Problem to work on ->
Return the number of lines below with "Insurance" in them, and nothing else.

Supplied data ->
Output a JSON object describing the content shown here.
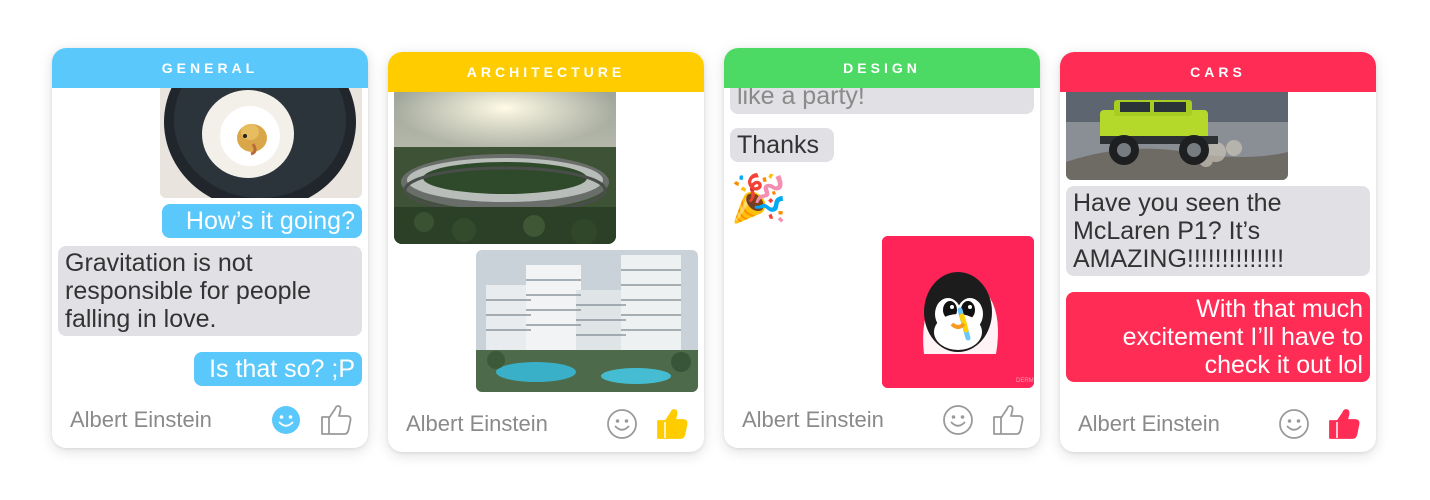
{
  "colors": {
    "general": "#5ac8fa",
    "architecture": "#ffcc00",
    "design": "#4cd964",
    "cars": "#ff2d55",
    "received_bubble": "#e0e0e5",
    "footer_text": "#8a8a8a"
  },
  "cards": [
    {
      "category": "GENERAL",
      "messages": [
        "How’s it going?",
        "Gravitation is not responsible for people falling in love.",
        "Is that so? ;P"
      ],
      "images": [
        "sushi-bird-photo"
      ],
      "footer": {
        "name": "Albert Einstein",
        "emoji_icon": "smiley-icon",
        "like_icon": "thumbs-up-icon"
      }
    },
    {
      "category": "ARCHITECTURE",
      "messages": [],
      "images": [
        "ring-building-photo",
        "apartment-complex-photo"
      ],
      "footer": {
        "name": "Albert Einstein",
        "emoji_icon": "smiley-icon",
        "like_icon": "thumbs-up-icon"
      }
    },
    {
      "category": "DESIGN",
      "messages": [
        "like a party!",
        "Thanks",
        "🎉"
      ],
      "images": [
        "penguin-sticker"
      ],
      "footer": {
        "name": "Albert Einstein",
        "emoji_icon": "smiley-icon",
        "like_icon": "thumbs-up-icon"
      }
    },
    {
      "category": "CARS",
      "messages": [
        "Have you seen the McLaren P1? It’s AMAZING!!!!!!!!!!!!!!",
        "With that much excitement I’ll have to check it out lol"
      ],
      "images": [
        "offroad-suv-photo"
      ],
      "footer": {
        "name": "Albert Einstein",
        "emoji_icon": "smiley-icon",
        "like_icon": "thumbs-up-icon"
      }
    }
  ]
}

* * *

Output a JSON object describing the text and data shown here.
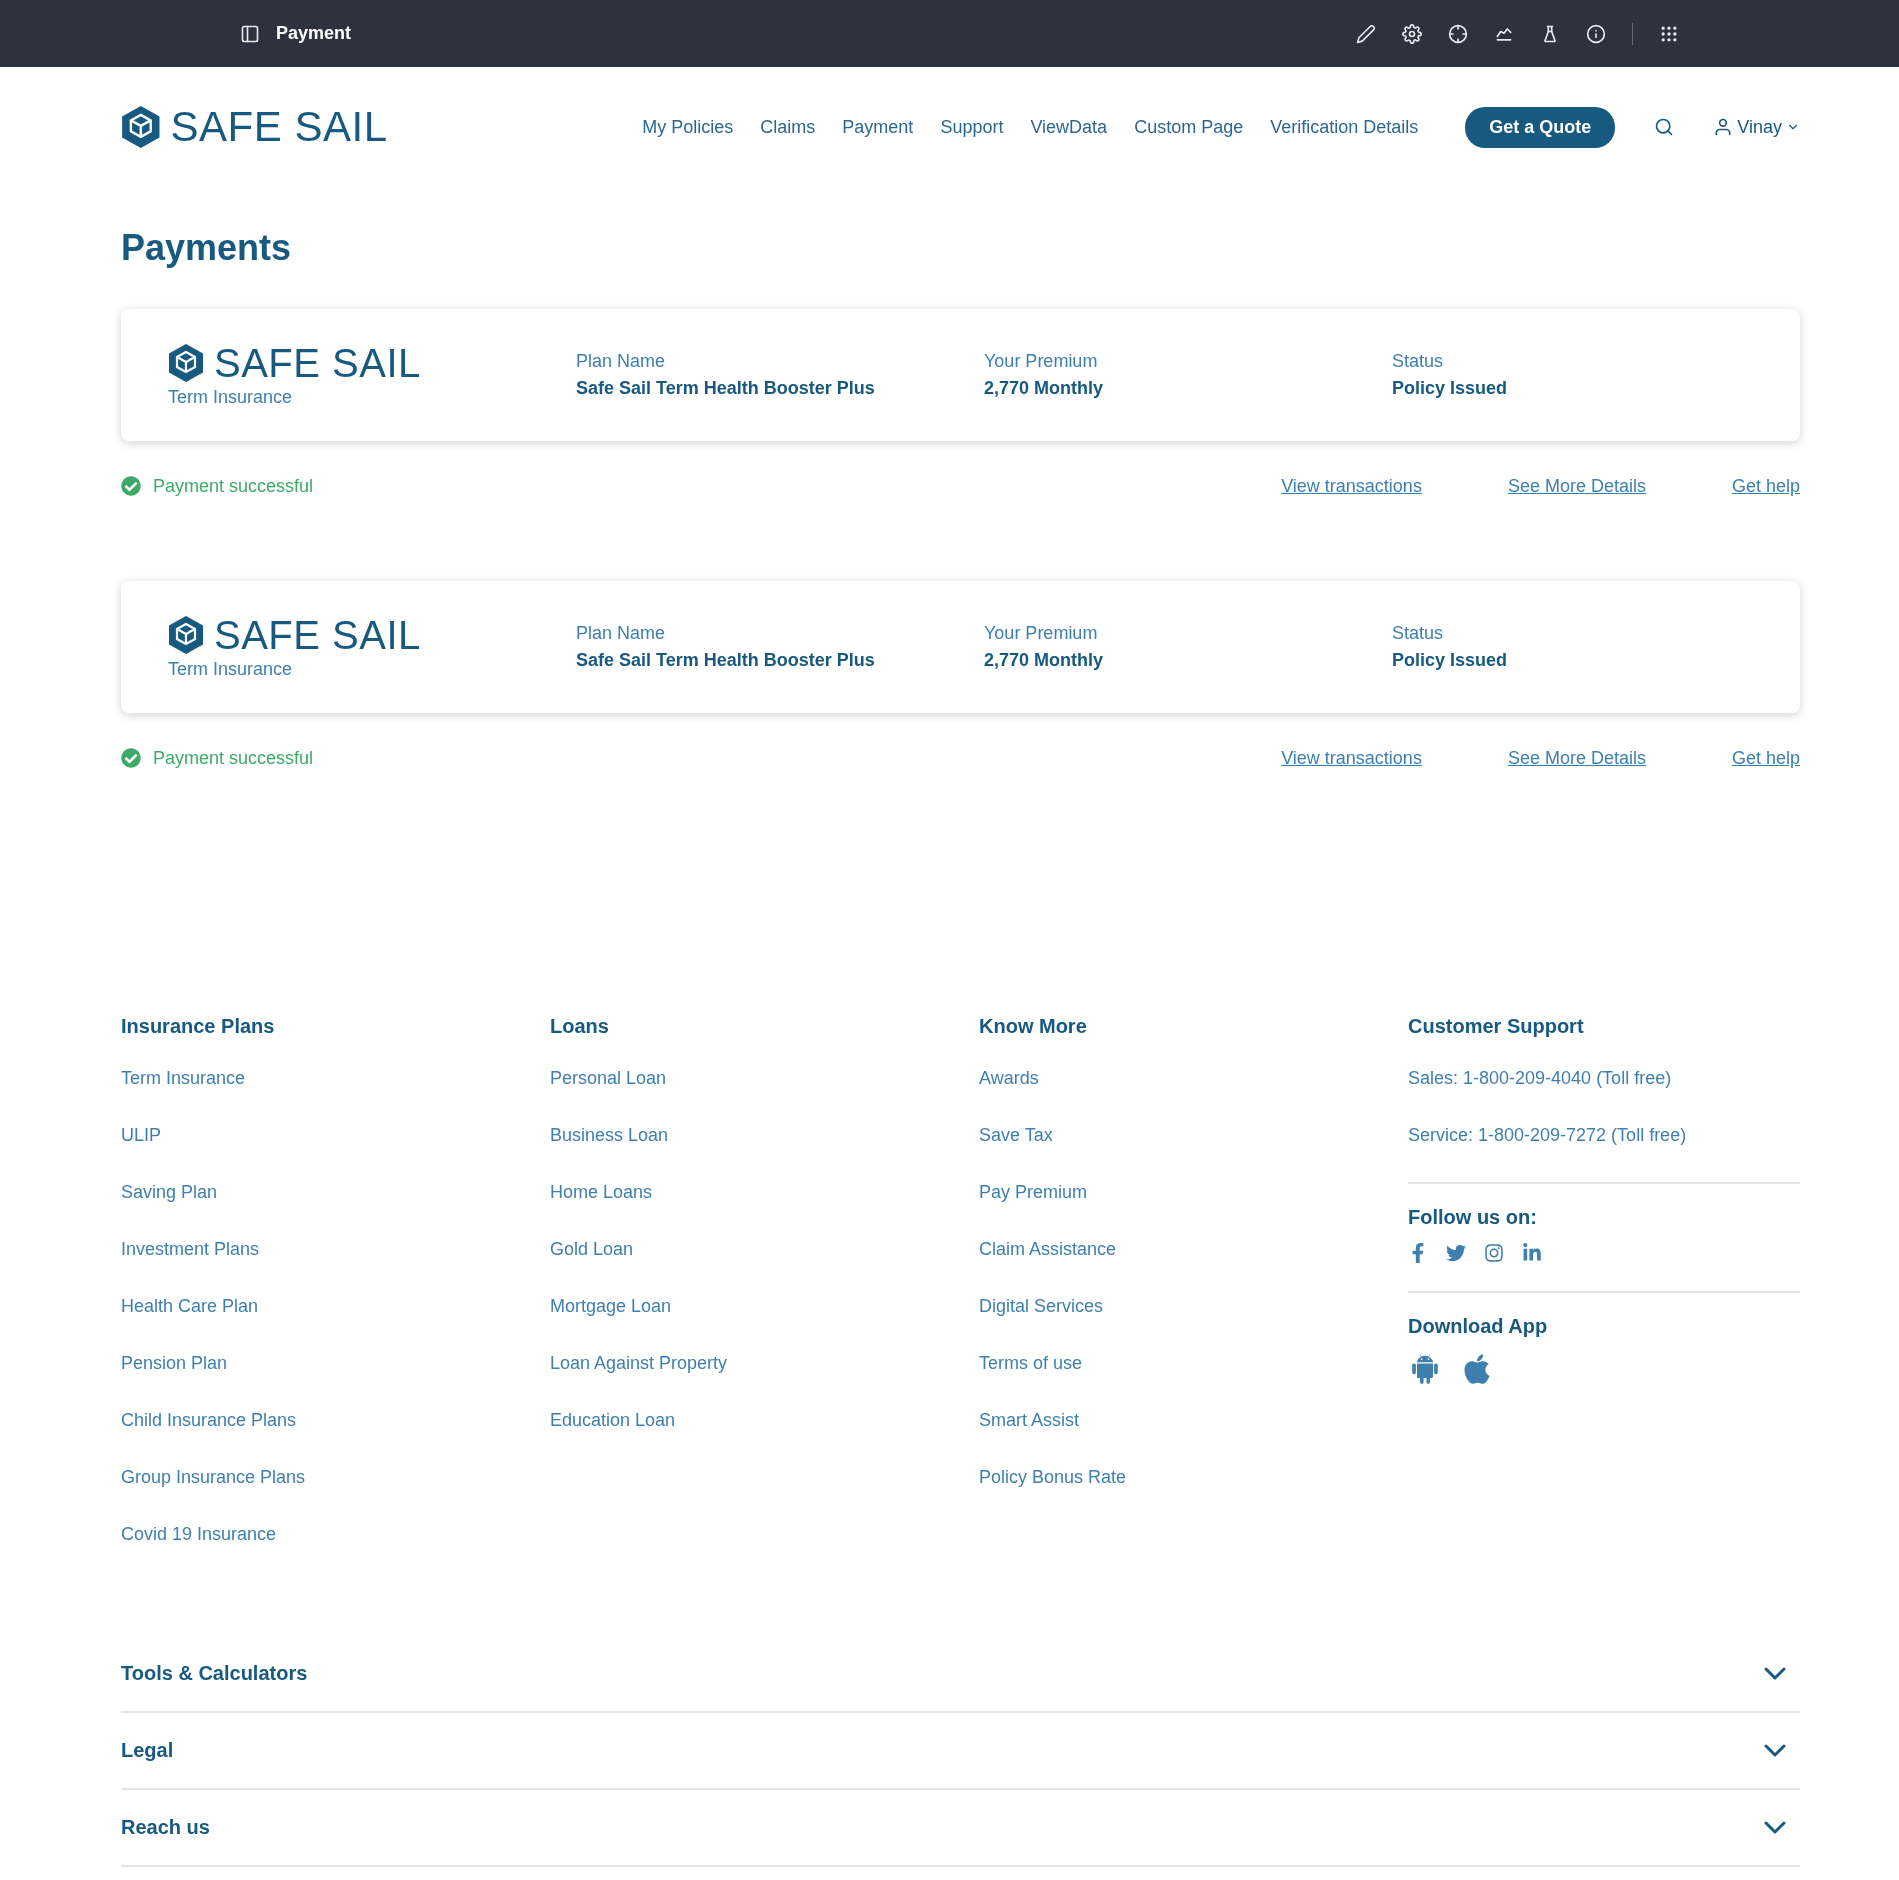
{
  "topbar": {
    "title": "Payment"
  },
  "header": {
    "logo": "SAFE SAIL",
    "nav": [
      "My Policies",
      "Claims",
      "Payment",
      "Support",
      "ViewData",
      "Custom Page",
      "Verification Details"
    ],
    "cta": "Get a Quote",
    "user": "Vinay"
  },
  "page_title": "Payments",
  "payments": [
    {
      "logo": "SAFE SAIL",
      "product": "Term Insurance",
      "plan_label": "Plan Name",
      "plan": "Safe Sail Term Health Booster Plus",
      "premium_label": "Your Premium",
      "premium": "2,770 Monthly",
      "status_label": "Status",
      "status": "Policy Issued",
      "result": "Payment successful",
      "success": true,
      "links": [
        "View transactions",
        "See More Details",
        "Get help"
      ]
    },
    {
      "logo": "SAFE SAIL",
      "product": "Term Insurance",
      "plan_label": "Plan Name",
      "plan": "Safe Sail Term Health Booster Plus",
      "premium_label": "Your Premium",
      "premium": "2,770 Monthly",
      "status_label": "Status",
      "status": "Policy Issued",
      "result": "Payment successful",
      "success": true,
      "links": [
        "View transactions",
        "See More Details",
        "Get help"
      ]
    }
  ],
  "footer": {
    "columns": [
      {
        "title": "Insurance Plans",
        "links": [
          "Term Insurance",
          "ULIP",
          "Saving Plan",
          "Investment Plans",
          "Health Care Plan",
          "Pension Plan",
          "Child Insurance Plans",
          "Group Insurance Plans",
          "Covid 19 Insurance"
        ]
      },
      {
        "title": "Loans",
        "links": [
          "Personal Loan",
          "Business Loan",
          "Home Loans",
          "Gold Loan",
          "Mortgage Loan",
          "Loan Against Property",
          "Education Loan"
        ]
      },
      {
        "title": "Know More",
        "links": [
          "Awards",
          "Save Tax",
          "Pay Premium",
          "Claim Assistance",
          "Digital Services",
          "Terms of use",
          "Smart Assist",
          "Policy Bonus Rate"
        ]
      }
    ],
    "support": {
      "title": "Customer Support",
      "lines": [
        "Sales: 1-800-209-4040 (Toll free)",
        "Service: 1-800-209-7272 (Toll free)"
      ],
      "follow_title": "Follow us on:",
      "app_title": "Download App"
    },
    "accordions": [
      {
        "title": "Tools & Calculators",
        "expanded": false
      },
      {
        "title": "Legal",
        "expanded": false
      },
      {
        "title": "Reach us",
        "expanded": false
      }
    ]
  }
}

Response to the exercise ->
7